Not a lot happens. But still, it’s a movie.
La Casa Muda (The Silent House) premiered at the 2010 Cannes Film Festival, is based supposedly on a true story that happened in the late 1940’s in Uruguay. Laura (Florencia Colucci) and her father Wilson (Gustavo Alonso) was hired to fix up an old country home so that the owner, Néstor (Abel Tripaldi) can sell it.
When Laura and her father first approached the home, it’s outward appearance was definitely in disrepair: the yard is overgrown, the windows are shoddy and boarded up. Néstor arrives to let them into the place that has no running water or electricity. As Wilson and Néstor discuss plans for the clean-up, Laura is busy lighting candles and looking at all the old pictures on the wall and mantle. Before leaving the two alone in the house, Néstor then warns that it is unsafe to explore the second level of the home due to the floor being unstable. Instead of starting with the clean-up, they decide to get a good nights sleep and begin work in the morning.
While Laura and her father settle in for the night, she begins to hear strange noises, and the sounds are as if someone was walking around upstairs, crying, and dragging something along the floor. She wakes her father and asks if he could check out the upper floor and when he does, the noises suddenly become violent. When her father does not return to her, she then decides to get help. For a few minutes, you see Laura running around frantically searching for help. When she does finally find her father, he is, as luck would have it, dead.
What follows are typical, “scary haunted house” themed events that became progressively worse the longer I allowed the disc to play. Admittedly, I fast forward through much of the film. I simply could not take the lack of sufficient dialogue and impromptu, clichéd ‘surprise’ horrors. There were a couple of occasions in which the film went black, and I will admit startled me pretty good.

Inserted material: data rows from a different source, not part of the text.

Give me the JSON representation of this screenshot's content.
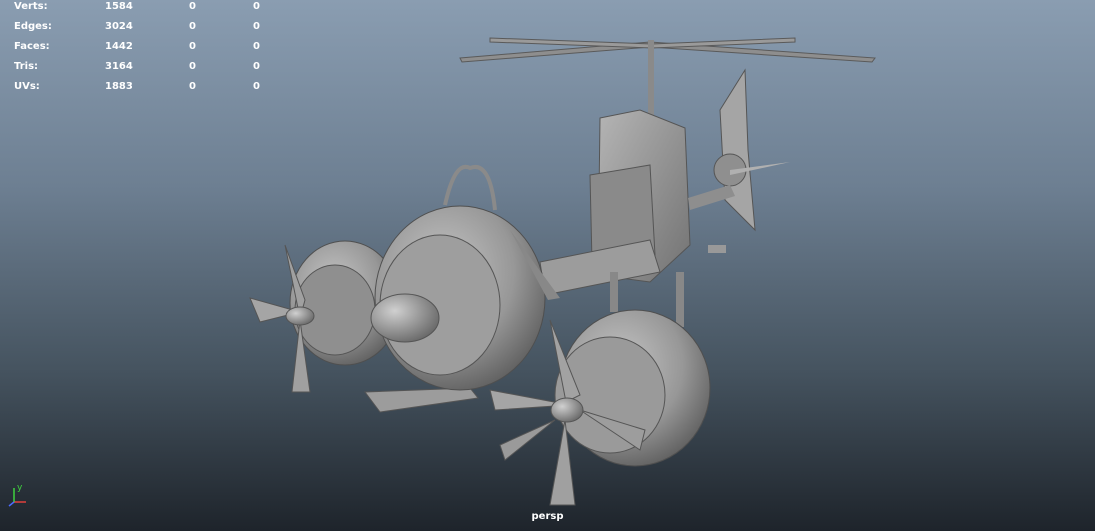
{
  "hud": {
    "rows": [
      {
        "label": "Verts:",
        "v1": "1584",
        "v2": "0",
        "v3": "0"
      },
      {
        "label": "Edges:",
        "v1": "3024",
        "v2": "0",
        "v3": "0"
      },
      {
        "label": "Faces:",
        "v1": "1442",
        "v2": "0",
        "v3": "0"
      },
      {
        "label": "Tris:",
        "v1": "3164",
        "v2": "0",
        "v3": "0"
      },
      {
        "label": "UVs:",
        "v1": "1883",
        "v2": "0",
        "v3": "0"
      }
    ]
  },
  "viewport": {
    "camera": "persp",
    "axis_y_label": "y"
  },
  "colors": {
    "bg_top": "#8a9db1",
    "bg_bottom": "#1e242b",
    "model": "#9a9a9a",
    "hud_text": "#ffffff",
    "axis_x": "#e0403c",
    "axis_y": "#3fd23f",
    "axis_z": "#4a6bff"
  }
}
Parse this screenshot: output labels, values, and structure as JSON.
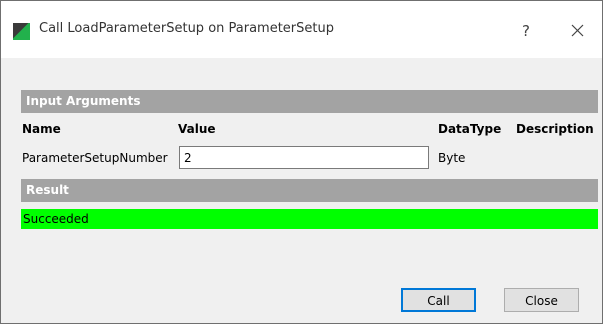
{
  "window": {
    "title": "Call LoadParameterSetup on ParameterSetup",
    "help_label": "?",
    "icon": "app-icon"
  },
  "input_section": {
    "title": "Input Arguments",
    "columns": [
      "Name",
      "Value",
      "DataType",
      "Description"
    ],
    "rows": [
      {
        "name": "ParameterSetupNumber",
        "value": "2",
        "datatype": "Byte",
        "description": ""
      }
    ]
  },
  "result_section": {
    "title": "Result",
    "status": "Succeeded",
    "status_color": "#00ff00"
  },
  "buttons": {
    "call_label": "Call",
    "close_label": "Close"
  },
  "colors": {
    "section_bar": "#a3a3a3",
    "default_button_border": "#0078d7"
  }
}
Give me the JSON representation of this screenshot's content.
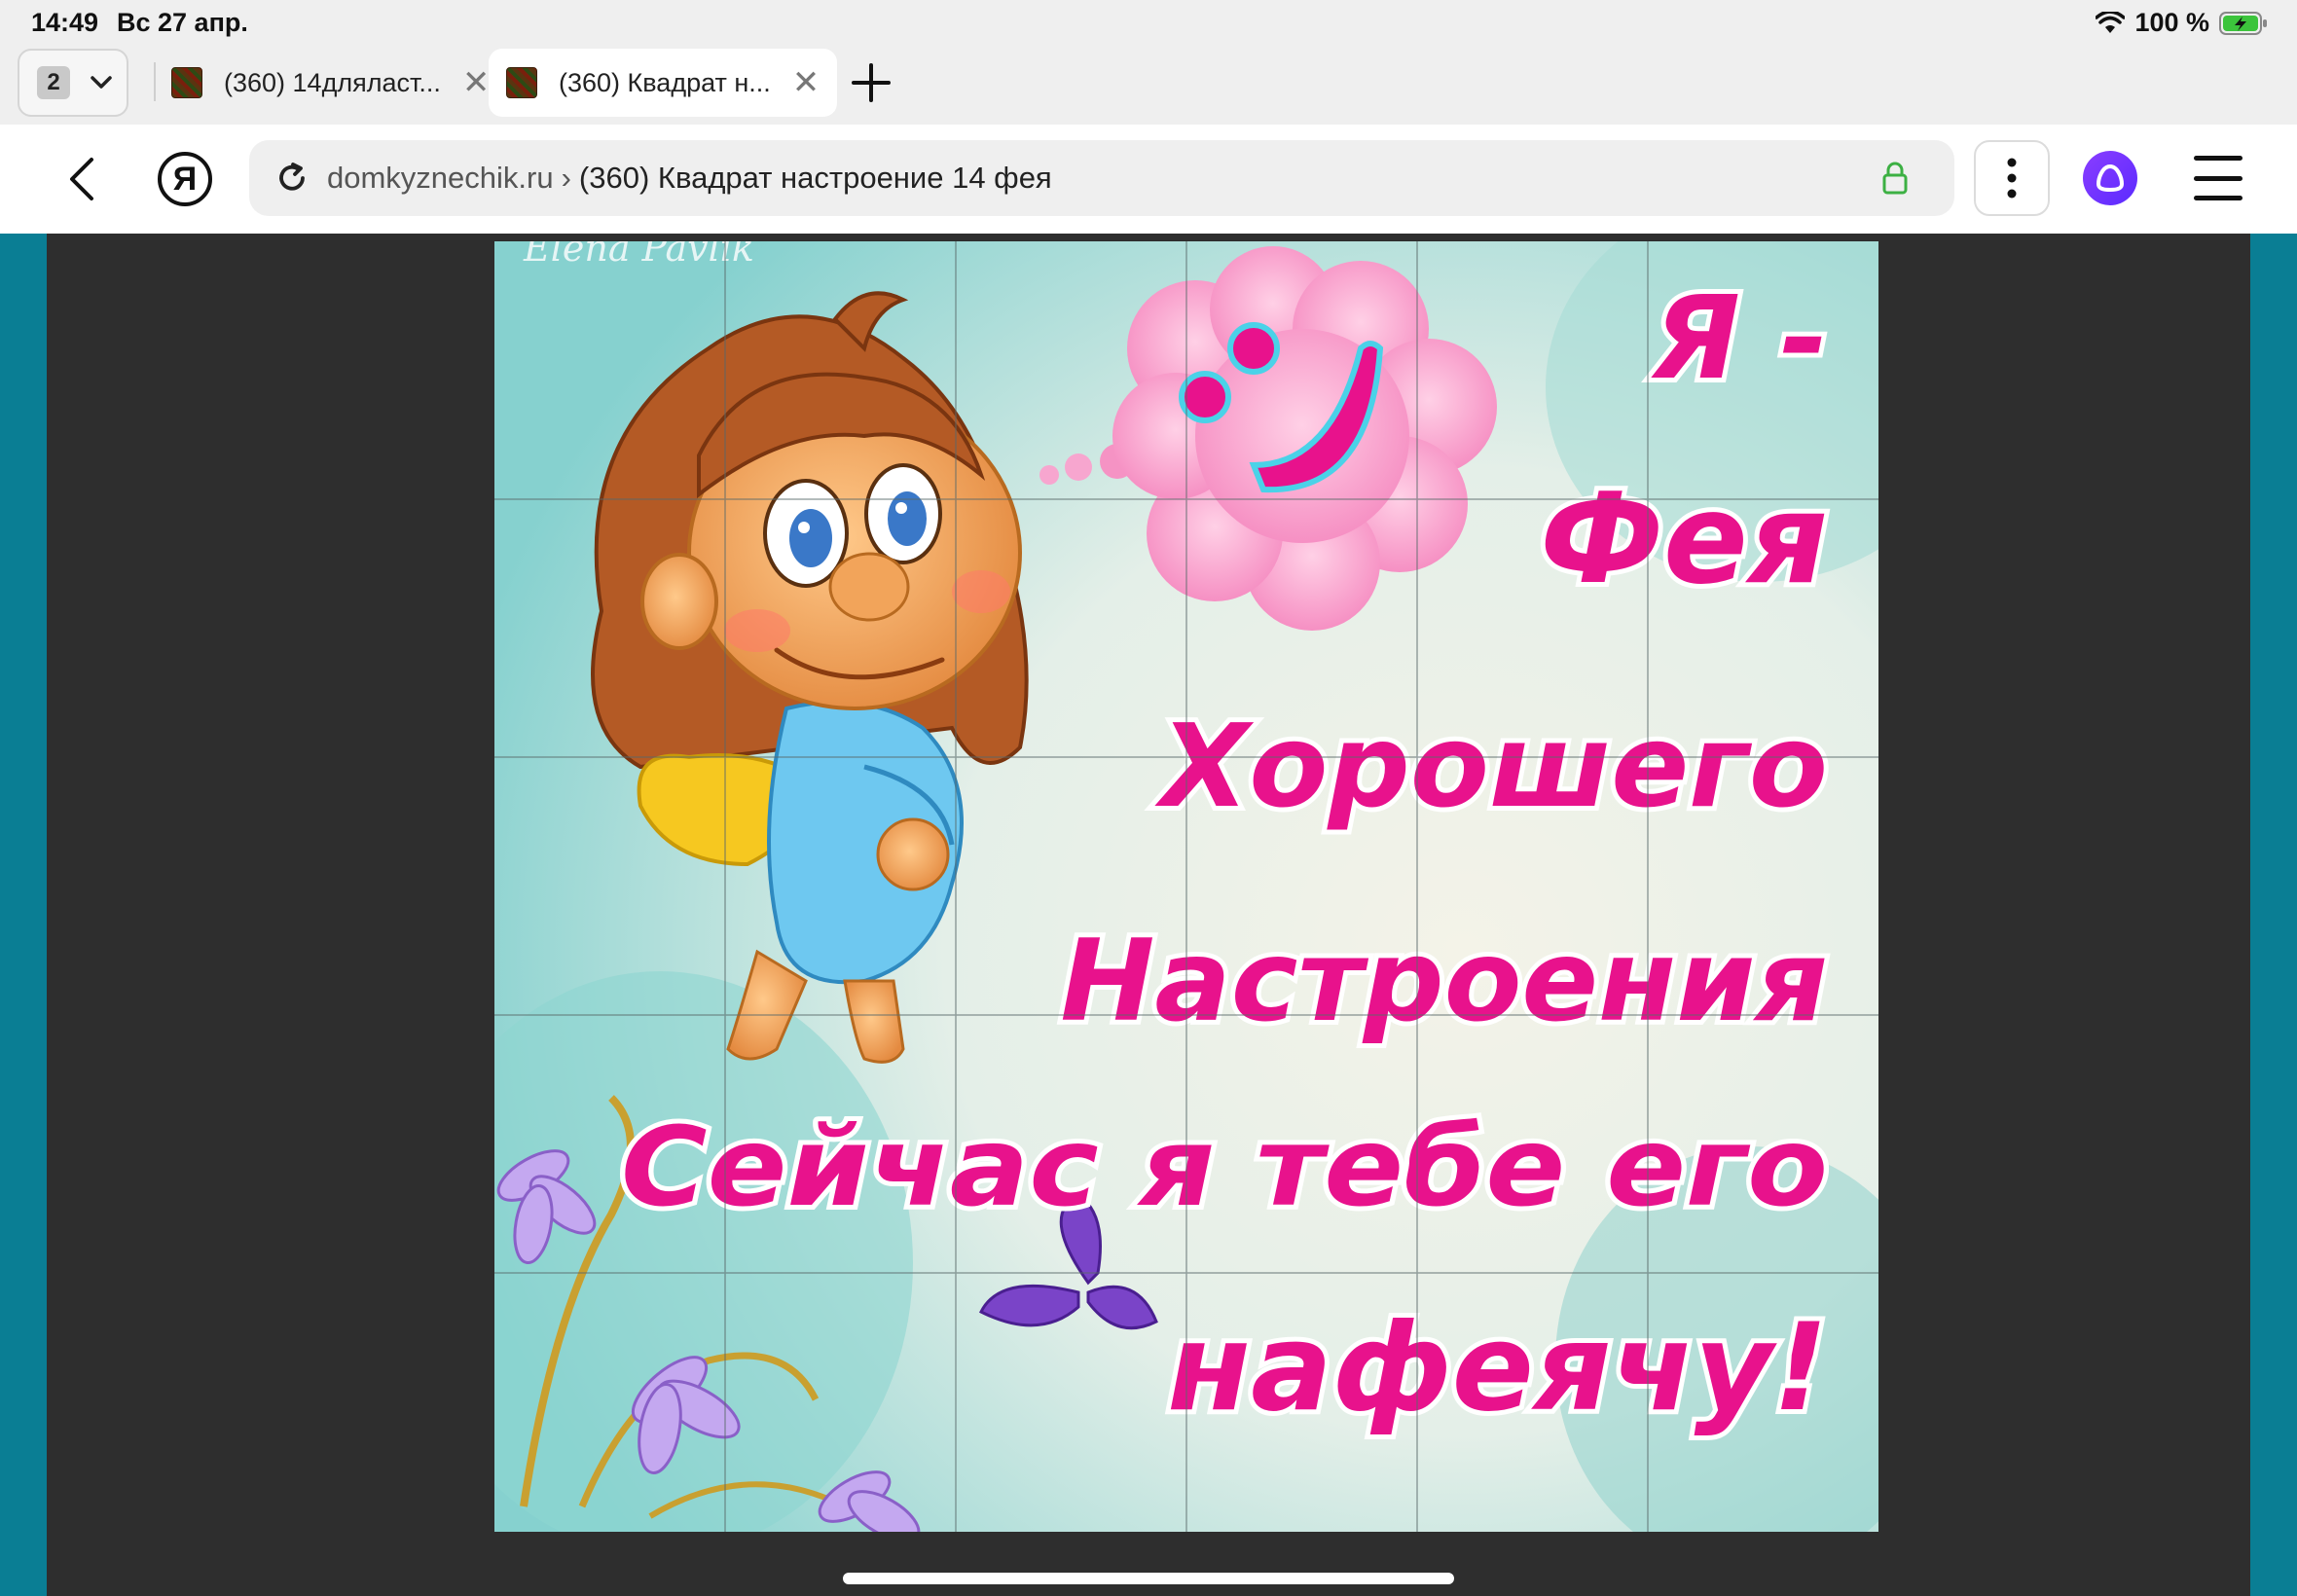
{
  "status": {
    "time": "14:49",
    "date": "Вс 27 апр.",
    "battery": "100 %"
  },
  "tabs": {
    "count": "2",
    "items": [
      {
        "title": "(360) 14дляласт..."
      },
      {
        "title": "(360) Квадрат н..."
      }
    ]
  },
  "address": {
    "domain": "domkyznechik.ru",
    "separator": "›",
    "page_title": "(360) Квадрат настроение 14 фея"
  },
  "toolbar": {
    "ya_label": "Я"
  },
  "picture": {
    "watermark": "Elena Pavlik",
    "lines": [
      "Я -",
      "Фея",
      "Хорошего",
      "Настроения",
      "Сейчас я тебе его",
      "нафеячу!"
    ]
  },
  "colors": {
    "accent": "#0a7e94",
    "caption": "#e8128c",
    "lock": "#3cb043",
    "alice": "#6a33ff"
  }
}
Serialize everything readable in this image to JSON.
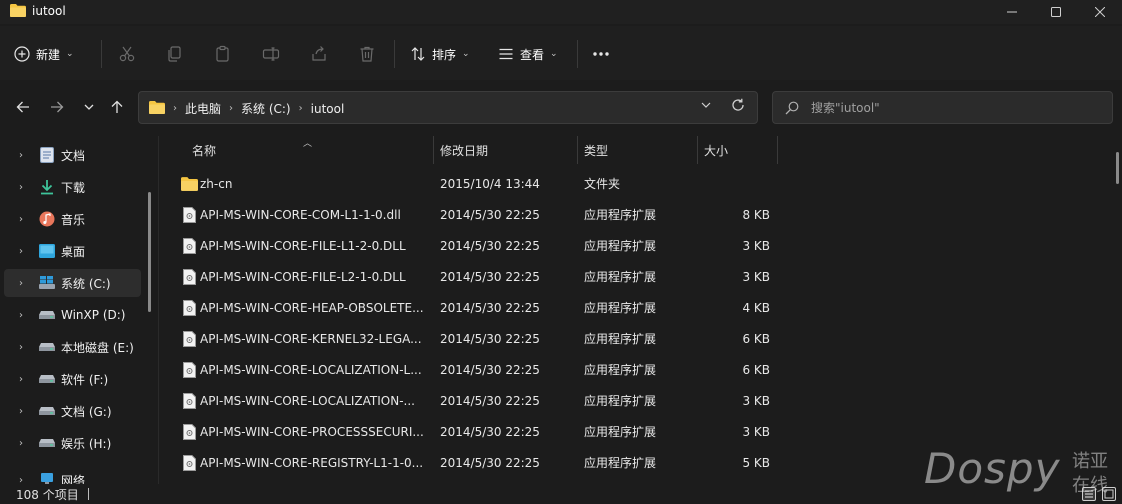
{
  "window": {
    "title": "iutool",
    "controls": [
      "minimize-icon",
      "maximize-icon",
      "close-icon"
    ]
  },
  "toolbar": {
    "new_label": "新建",
    "sort_label": "排序",
    "view_label": "查看",
    "icons": [
      "cut-icon",
      "copy-icon",
      "paste-icon",
      "rename-icon",
      "share-icon",
      "delete-icon",
      "more-icon"
    ]
  },
  "address": {
    "crumbs": [
      "此电脑",
      "系统 (C:)",
      "iutool"
    ]
  },
  "search": {
    "placeholder": "搜索\"iutool\""
  },
  "sidebar": {
    "items": [
      {
        "label": "文档",
        "icon": "documents-icon"
      },
      {
        "label": "下载",
        "icon": "download-icon"
      },
      {
        "label": "音乐",
        "icon": "music-icon"
      },
      {
        "label": "桌面",
        "icon": "desktop-icon"
      },
      {
        "label": "系统 (C:)",
        "icon": "system-drive-icon",
        "selected": true
      },
      {
        "label": "WinXP (D:)",
        "icon": "drive-icon"
      },
      {
        "label": "本地磁盘 (E:)",
        "icon": "drive-icon"
      },
      {
        "label": "软件 (F:)",
        "icon": "drive-icon"
      },
      {
        "label": "文档 (G:)",
        "icon": "drive-icon"
      },
      {
        "label": "娱乐 (H:)",
        "icon": "drive-icon"
      },
      {
        "label": "网络",
        "icon": "network-icon"
      }
    ]
  },
  "columns": {
    "name": "名称",
    "date": "修改日期",
    "type": "类型",
    "size": "大小"
  },
  "files": [
    {
      "name": "zh-cn",
      "date": "2015/10/4 13:44",
      "type": "文件夹",
      "size": "",
      "kind": "folder"
    },
    {
      "name": "API-MS-WIN-CORE-COM-L1-1-0.dll",
      "date": "2014/5/30 22:25",
      "type": "应用程序扩展",
      "size": "8 KB",
      "kind": "dll"
    },
    {
      "name": "API-MS-WIN-CORE-FILE-L1-2-0.DLL",
      "date": "2014/5/30 22:25",
      "type": "应用程序扩展",
      "size": "3 KB",
      "kind": "dll"
    },
    {
      "name": "API-MS-WIN-CORE-FILE-L2-1-0.DLL",
      "date": "2014/5/30 22:25",
      "type": "应用程序扩展",
      "size": "3 KB",
      "kind": "dll"
    },
    {
      "name": "API-MS-WIN-CORE-HEAP-OBSOLETE...",
      "date": "2014/5/30 22:25",
      "type": "应用程序扩展",
      "size": "4 KB",
      "kind": "dll"
    },
    {
      "name": "API-MS-WIN-CORE-KERNEL32-LEGA...",
      "date": "2014/5/30 22:25",
      "type": "应用程序扩展",
      "size": "6 KB",
      "kind": "dll"
    },
    {
      "name": "API-MS-WIN-CORE-LOCALIZATION-L...",
      "date": "2014/5/30 22:25",
      "type": "应用程序扩展",
      "size": "6 KB",
      "kind": "dll"
    },
    {
      "name": "API-MS-WIN-CORE-LOCALIZATION-...",
      "date": "2014/5/30 22:25",
      "type": "应用程序扩展",
      "size": "3 KB",
      "kind": "dll"
    },
    {
      "name": "API-MS-WIN-CORE-PROCESSSECURI...",
      "date": "2014/5/30 22:25",
      "type": "应用程序扩展",
      "size": "3 KB",
      "kind": "dll"
    },
    {
      "name": "API-MS-WIN-CORE-REGISTRY-L1-1-0...",
      "date": "2014/5/30 22:25",
      "type": "应用程序扩展",
      "size": "5 KB",
      "kind": "dll"
    }
  ],
  "status": {
    "count": "108 个项目"
  },
  "watermark": {
    "brand": "Dospy",
    "cn": "诺亚 在线"
  },
  "colors": {
    "window_bg": "#1c1c1c",
    "folder_yellow": "#f5c542",
    "accent": "#4cc2ff"
  }
}
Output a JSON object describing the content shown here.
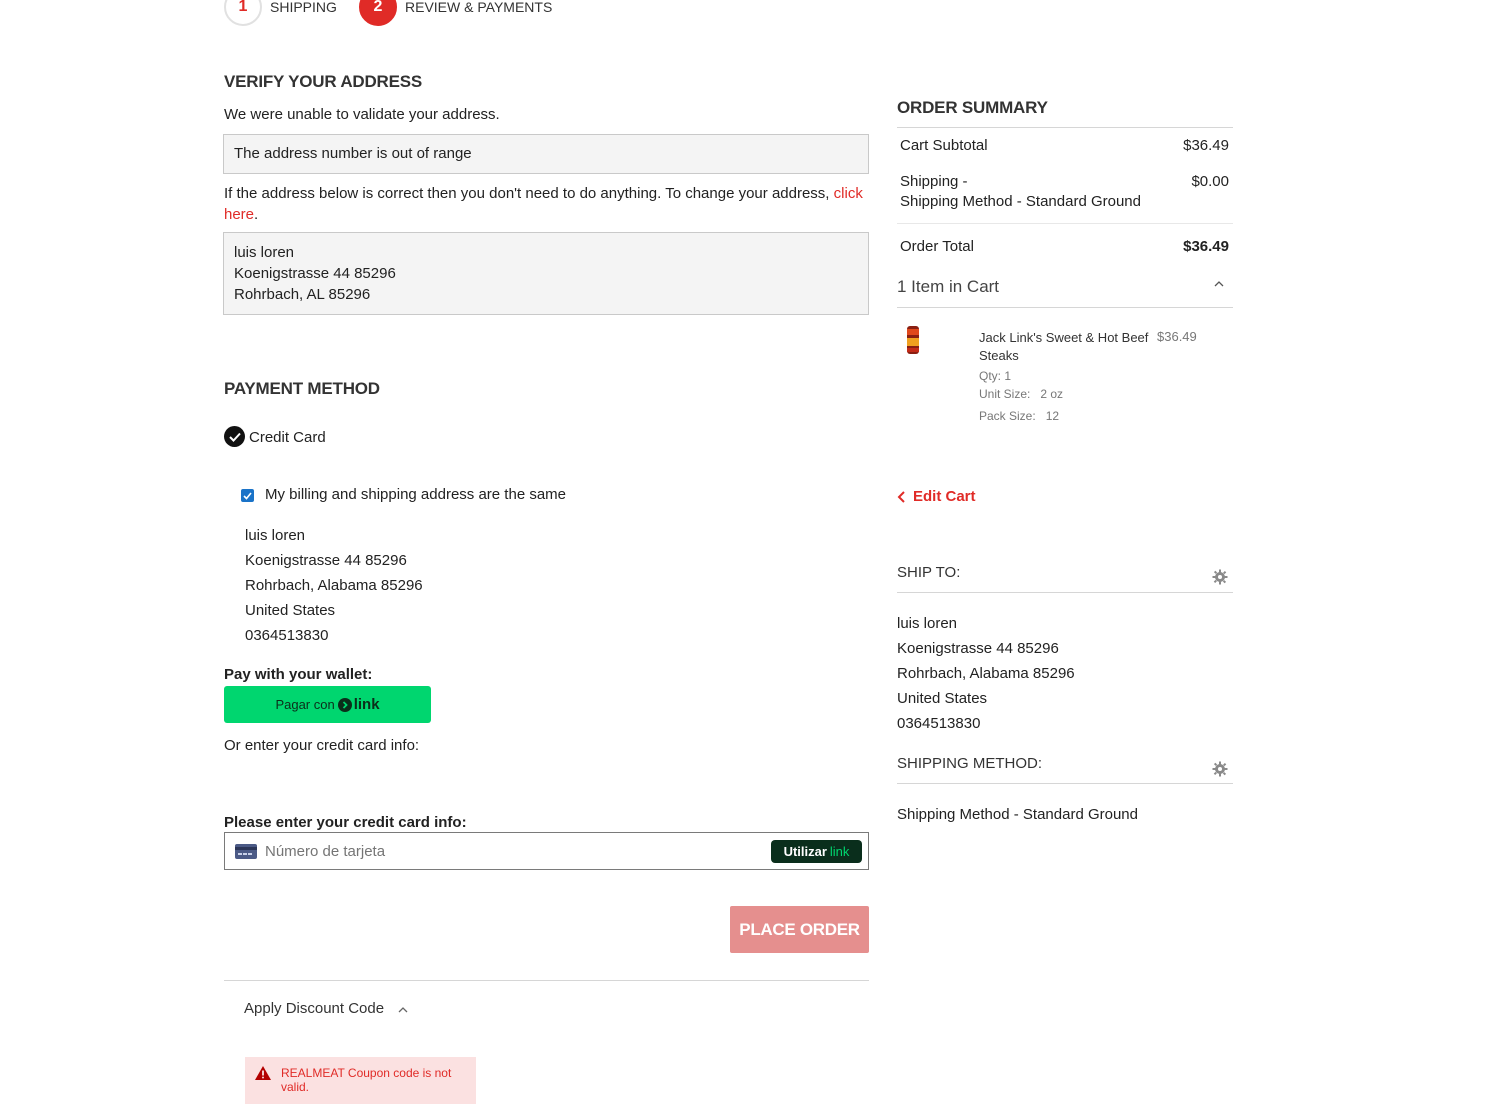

See her face? Mine was like this the entire movie.
La Casa Muda’s possible charm is in the way the film was shot apparently, non-stop for the entire 80-minutes it’s depicted on screen. If this is so, then I have to say an impressive feat for director Gustavo Hernández and fortunate enough in theory that the film earned itself a remake. Directors Chris Kentis and Laura Lau thought it would be a superb idea to remake the partially successful (also shot in one take) Silent House, starring Elisabeth Olsen (Martha Marcy May Marlene). Instead of an abandoned house, she experienced her chills and thrills in her family’s posh lakeside retreat.
Now I will have to give it to Colucci, and her one-woman performance is phenomenal and believable. I just wish that the implied horror story was tight. The overall plot is challenging, but as I mentioned before, I found myself fast forwarding through a lot of it. Granted, it is a uniquely formatted horror-tale. However, I don’t care how much that damn camera shook; did nothing to make it a better film.